Her younger son was quiet and independent and his birthday came a few days after the kids left. Jessop had planned on baking him a cake, though she wasn’t sure what flavor yet. “He loved all of them,” she said with a sad smile.

Jessop said she woke on the morning of Feb. 5, noticing how cold her house was. She found the front door left open and the kids gone.

She wiped tears with a crumpled tissue. “I miss them. And I want them safe,” she said. “If you can hear me,” she said, addressing them, “come back. Come back to me. I love you.”

Asking for help

Roundy said her daughter ran away on Jan. 1 from their Idaho home. She held a picture of her in a blue prairie dress. Like the other mothers, she said, the police have told her the same thing: They can’t do much to help.

Roundy left the FLDS in 2014 and moved to Idaho; her husband has remained a follower of the faith, even though he was also expelled in 2012. She has custody of her daughter and waved those court papers as she spoke Monday. She said she believes the girl is with her dad, who wants to appease FLDS leaders and get back in. Roundy hopes the court will help her get her daughter back.

She had her daughter at her house for about a year and a half, and said she hopes that her daughter “remembers the freedom” of being outside. Her daughter, Roundy said, loves to bake donuts and bread, and had five fish tanks at their home, with each of the critters inside named after her cousins.

Mirinda Johnson hugged tight to Roundy as they finished speaking. The mothers said they have found some comfort in each other as they have tried to find their children.

(Trent Nelson | The Salt Lake Tribune) Carlie Pipkin and Gladys Wayman embrace Sarah Johnson after she talked about her missing son at a news conference to draw attention to missing FLDS children in Cedar City on Monday, April 17, 2023.

Johnson’s three boys disappeared on Oct. 29 in Utah County. They had been excited to go to a physical fitness competition that was going to happen that day, but that morning, they started acting strange, Johnson said. They refused to go.

A few hours later, she said, the boys told her they were going to play basketball at a nearby park, which they often did when she went to work. They never came back.

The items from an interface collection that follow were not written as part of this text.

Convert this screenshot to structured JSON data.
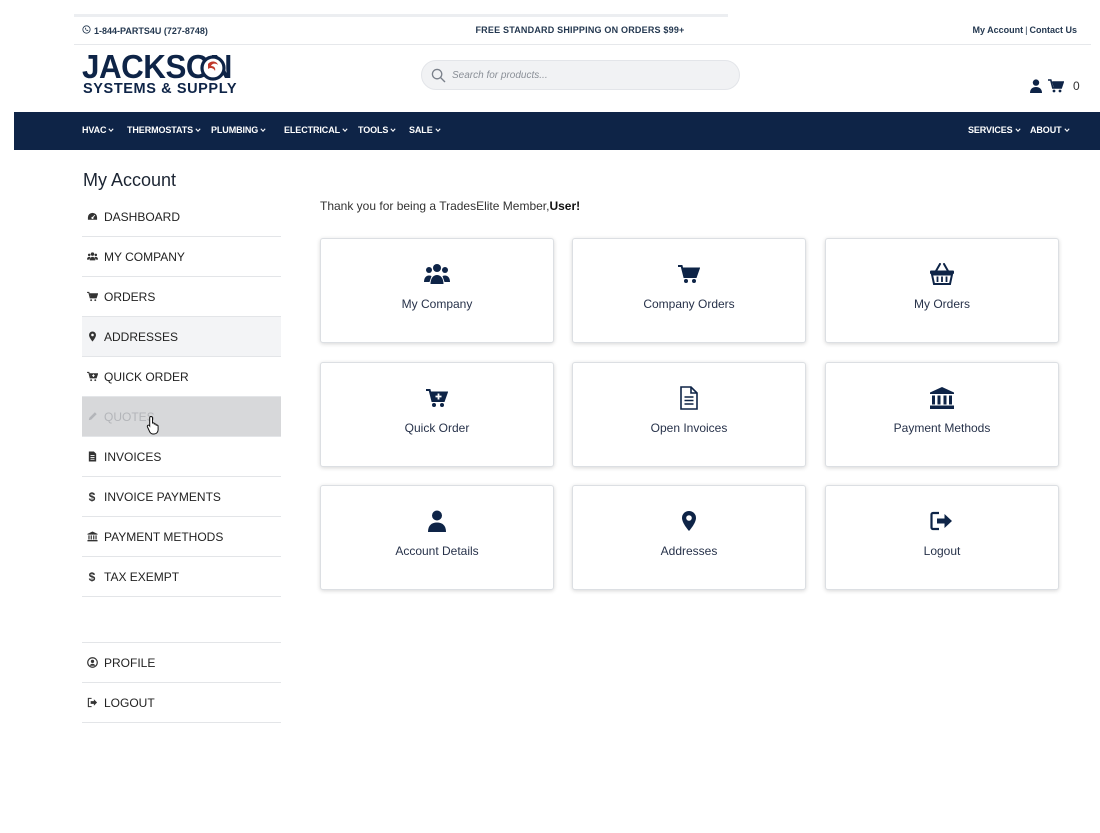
{
  "topbar": {
    "phone": "1-844-PARTS4U (727-8748)",
    "shipping": "FREE STANDARD SHIPPING ON ORDERS $99+",
    "my_account": "My Account",
    "separator": "|",
    "contact_us": "Contact Us"
  },
  "header": {
    "logo_top": "JACKSON",
    "logo_bottom": "SYSTEMS & SUPPLY",
    "search_placeholder": "Search for products...",
    "cart_count": "0"
  },
  "nav": {
    "left": [
      "HVAC",
      "THERMOSTATS",
      "PLUMBING",
      "ELECTRICAL",
      "TOOLS",
      "SALE"
    ],
    "right": [
      "SERVICES",
      "ABOUT"
    ]
  },
  "sidebar": {
    "title": "My Account",
    "items": [
      {
        "label": "DASHBOARD",
        "icon": "dashboard-icon"
      },
      {
        "label": "MY COMPANY",
        "icon": "users-icon"
      },
      {
        "label": "ORDERS",
        "icon": "cart-icon"
      },
      {
        "label": "ADDRESSES",
        "icon": "map-marker-icon"
      },
      {
        "label": "QUICK ORDER",
        "icon": "cart-plus-icon"
      },
      {
        "label": "QUOTES",
        "icon": "pencil-icon"
      },
      {
        "label": "INVOICES",
        "icon": "invoice-icon"
      },
      {
        "label": "INVOICE PAYMENTS",
        "icon": "dollar-icon"
      },
      {
        "label": "PAYMENT METHODS",
        "icon": "bank-icon"
      },
      {
        "label": "TAX EXEMPT",
        "icon": "dollar-icon"
      }
    ],
    "bottom_items": [
      {
        "label": "PROFILE",
        "icon": "user-circle-icon"
      },
      {
        "label": "LOGOUT",
        "icon": "sign-out-icon"
      }
    ]
  },
  "main": {
    "welcome_prefix": "Thank you for being a TradesElite Member,",
    "welcome_name": "User!",
    "cards": [
      {
        "label": "My Company",
        "icon": "users-icon"
      },
      {
        "label": "Company Orders",
        "icon": "cart-icon"
      },
      {
        "label": "My Orders",
        "icon": "basket-icon"
      },
      {
        "label": "Quick Order",
        "icon": "cart-plus-icon"
      },
      {
        "label": "Open Invoices",
        "icon": "document-icon"
      },
      {
        "label": "Payment Methods",
        "icon": "bank-icon"
      },
      {
        "label": "Account Details",
        "icon": "user-icon"
      },
      {
        "label": "Addresses",
        "icon": "map-marker-icon"
      },
      {
        "label": "Logout",
        "icon": "sign-out-icon"
      }
    ]
  },
  "colors": {
    "navy": "#0e2447",
    "swirl_red": "#c0392b",
    "sidebar_active": "#d7d8da"
  }
}
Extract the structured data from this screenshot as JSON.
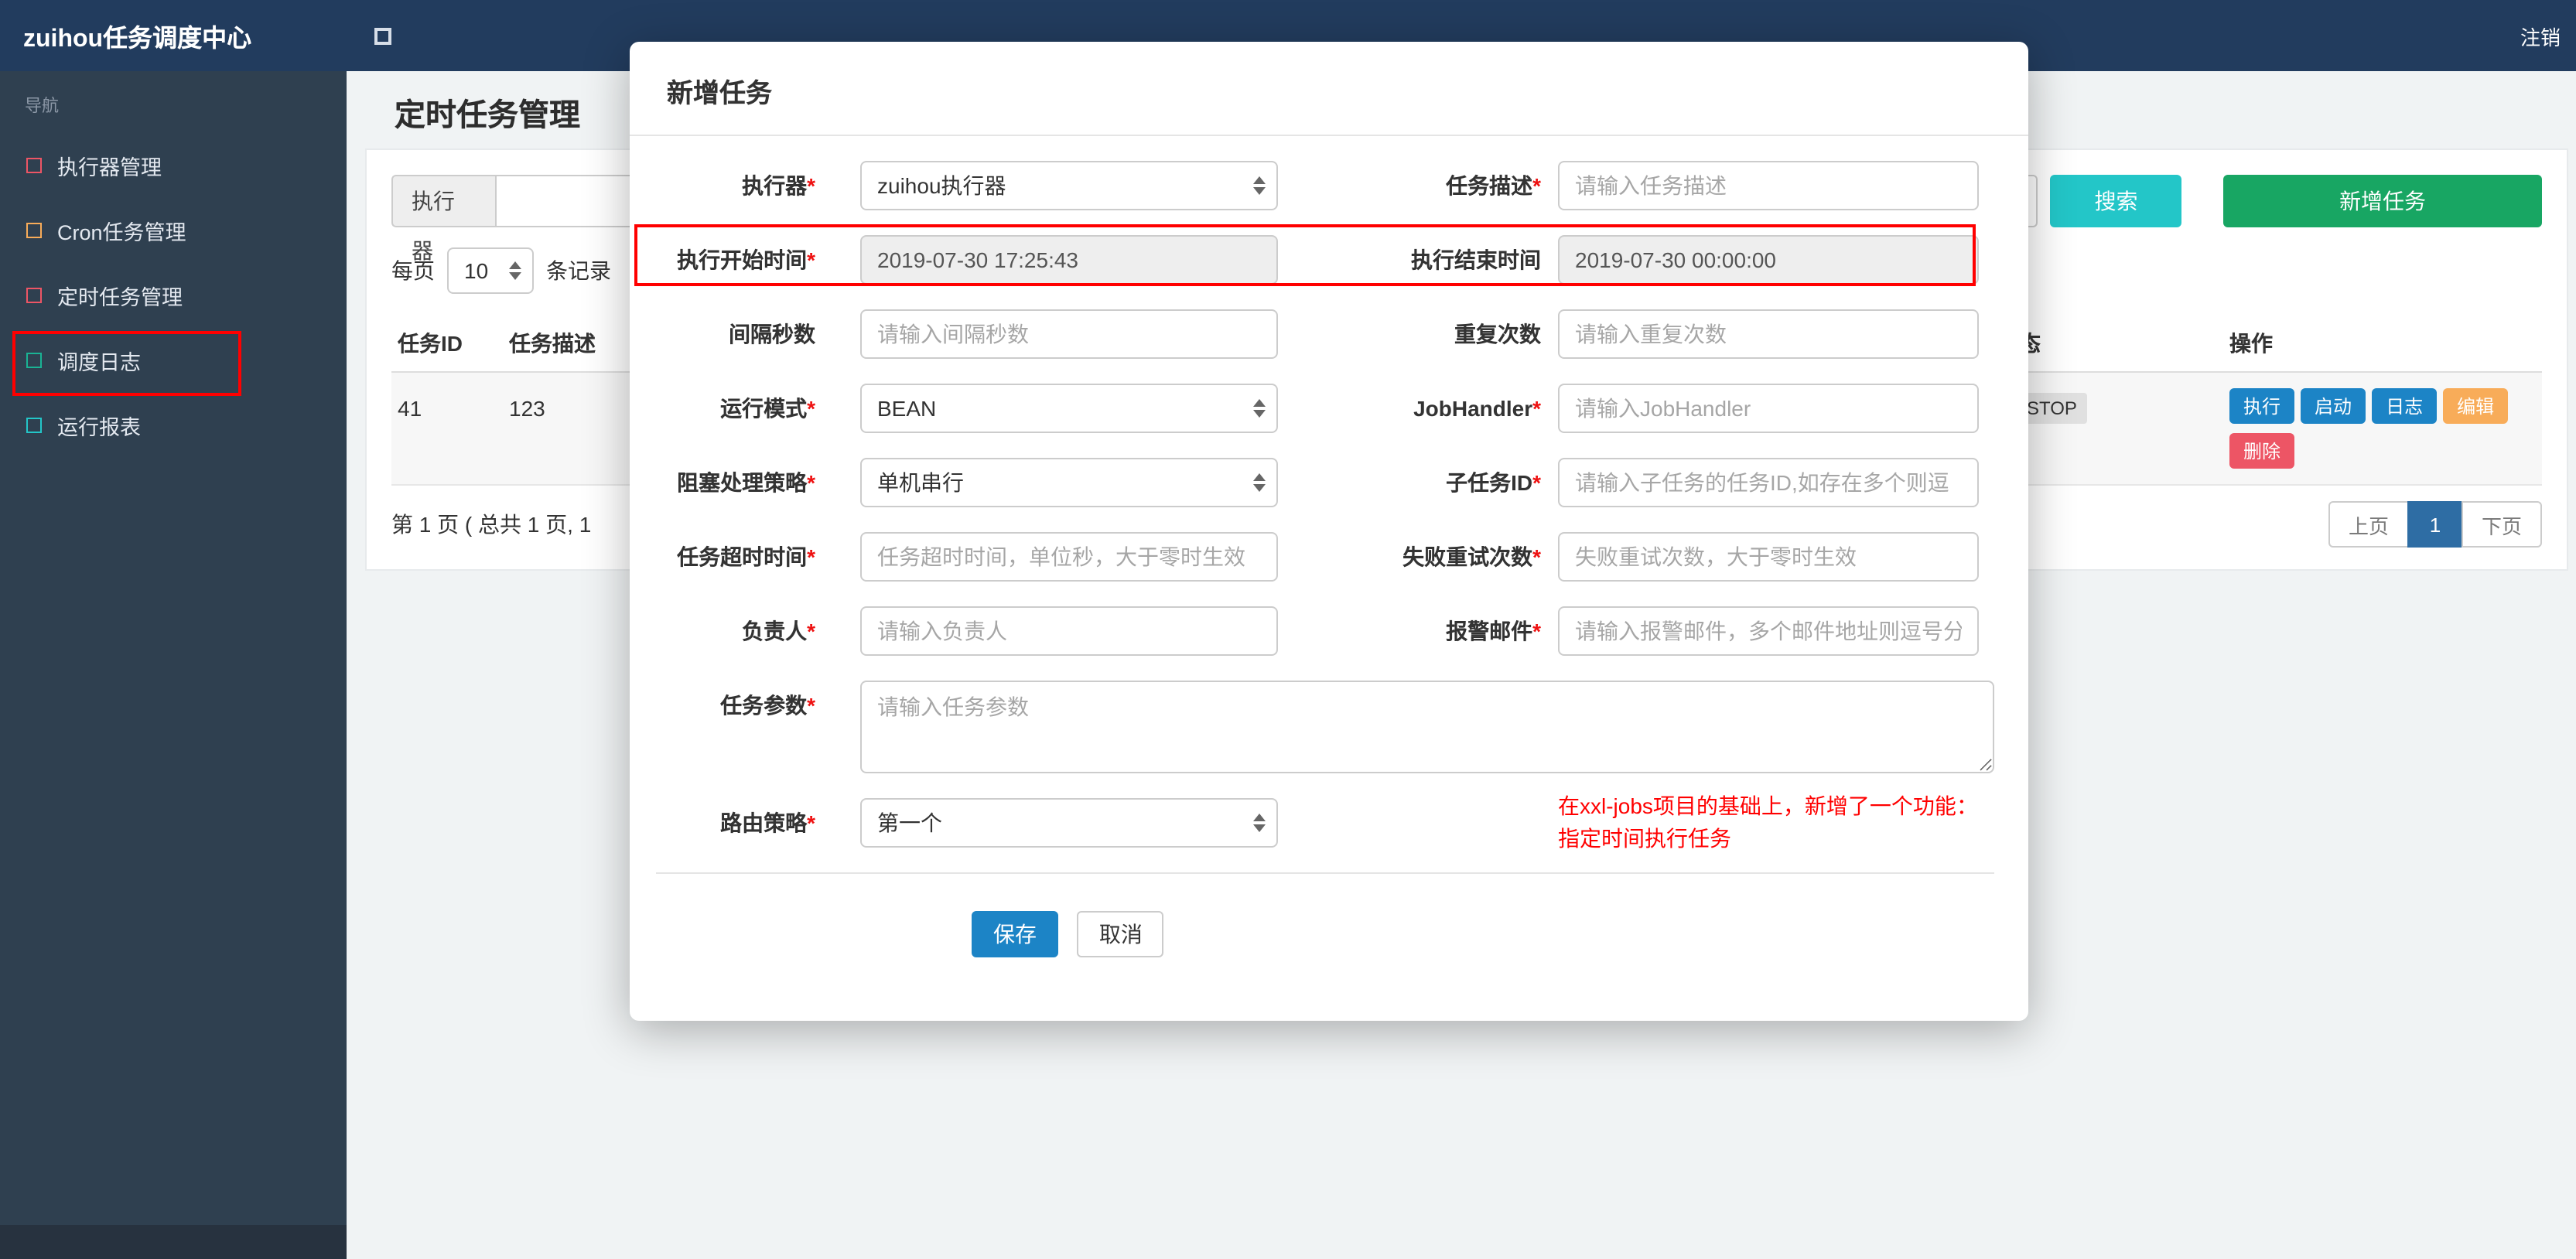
{
  "colors": {
    "topbar": "#223c5e",
    "sidebar": "#2f4050",
    "search_button": "#23c6c8",
    "add_button": "#18a663",
    "primary_blue": "#1c84c6",
    "warning_orange": "#f8ac59",
    "danger_red": "#ed5565",
    "active_page": "#2e6da4",
    "annotation": "#ff0000"
  },
  "navbar": {
    "brand": "zuihou任务调度中心",
    "logout": "注销"
  },
  "sidebar": {
    "nav_label": "导航",
    "items": [
      {
        "label": "执行器管理",
        "icon": "square-red-icon"
      },
      {
        "label": "Cron任务管理",
        "icon": "square-orange-icon"
      },
      {
        "label": "定时任务管理",
        "icon": "square-red-icon"
      },
      {
        "label": "调度日志",
        "icon": "square-green-icon"
      },
      {
        "label": "运行报表",
        "icon": "square-teal-icon"
      }
    ]
  },
  "page": {
    "title": "定时任务管理",
    "filter": {
      "executor_label": "执行器",
      "search_button": "搜索",
      "add_button": "新增任务"
    },
    "per_page": {
      "prefix": "每页",
      "value": "10",
      "suffix": "条记录"
    },
    "table": {
      "headers": [
        "任务ID",
        "任务描述",
        "状态",
        "操作"
      ],
      "row": {
        "id": "41",
        "desc": "123",
        "status": "STOP",
        "actions": [
          {
            "label": "执行"
          },
          {
            "label": "启动"
          },
          {
            "label": "日志"
          },
          {
            "label": "编辑"
          },
          {
            "label": "删除"
          }
        ]
      }
    },
    "pagination": {
      "info": "第 1 页 ( 总共 1 页, 1",
      "prev": "上页",
      "current": "1",
      "next": "下页"
    }
  },
  "modal": {
    "title": "新增任务",
    "fields": {
      "executor": {
        "label": "执行器",
        "star": "*",
        "value": "zuihou执行器"
      },
      "desc": {
        "label": "任务描述",
        "star": "*",
        "placeholder": "请输入任务描述"
      },
      "start": {
        "label": "执行开始时间",
        "star": "*",
        "value": "2019-07-30 17:25:43"
      },
      "end": {
        "label": "执行结束时间",
        "star": "",
        "value": "2019-07-30 00:00:00"
      },
      "interval": {
        "label": "间隔秒数",
        "star": "",
        "placeholder": "请输入间隔秒数"
      },
      "repeat": {
        "label": "重复次数",
        "star": "",
        "placeholder": "请输入重复次数"
      },
      "mode": {
        "label": "运行模式",
        "star": "*",
        "value": "BEAN"
      },
      "handler": {
        "label": "JobHandler",
        "star": "*",
        "placeholder": "请输入JobHandler"
      },
      "block": {
        "label": "阻塞处理策略",
        "star": "*",
        "value": "单机串行"
      },
      "child": {
        "label": "子任务ID",
        "star": "*",
        "placeholder": "请输入子任务的任务ID,如存在多个则逗"
      },
      "timeout": {
        "label": "任务超时时间",
        "star": "*",
        "placeholder": "任务超时时间，单位秒，大于零时生效"
      },
      "retry": {
        "label": "失败重试次数",
        "star": "*",
        "placeholder": "失败重试次数，大于零时生效"
      },
      "owner": {
        "label": "负责人",
        "star": "*",
        "placeholder": "请输入负责人"
      },
      "email": {
        "label": "报警邮件",
        "star": "*",
        "placeholder": "请输入报警邮件，多个邮件地址则逗号分"
      },
      "params": {
        "label": "任务参数",
        "star": "*",
        "placeholder": "请输入任务参数"
      },
      "route": {
        "label": "路由策略",
        "star": "*",
        "value": "第一个"
      }
    },
    "note_line1": "在xxl-jobs项目的基础上，新增了一个功能：",
    "note_line2": "指定时间执行任务",
    "save": "保存",
    "cancel": "取消"
  }
}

The boys — 16, 14 and 12 — vanished.

Johnson said she was told to leave the FLDS community in 2016. She said she has been fighting for custody of the boys for months.

She originally moved with the boys to Idaho after leaving the southern Utah community. In 2020, she wanted them to have a relationship with their father, so she moved back to Lehi.

After a visit in 2020, though, she said their father refused to return the boys. He didn’t let her take them back home with her until July 2022, when the court granted her full temporary custody, she said.

By then, though, she said: “They were turned against me.” She believes they were taught to view her as an apostate, a member who is kicked out of the faith. Johnson said she also thinks they were coached to run away.

She called police in American Fork, who last tracked the boys’ phones in Beaver, heading south toward Short Creek, she said.

Johnson stood in Cedar City on Monday, about 60 miles away from the community she used to know.

Her oldest son could recite any statistic from the NFL and was ready to graduate early; he used to surprise her with flowers he bought with his own money. Her middle boy liked to write down lists of people he loved in a little heart-shaped notebook. Her youngest loved cuddling and spelling and showing his brothers he could keep up with them.

“I don’t know if they’re OK,” she said. “I just need to find my boys. Please help me find my boys.”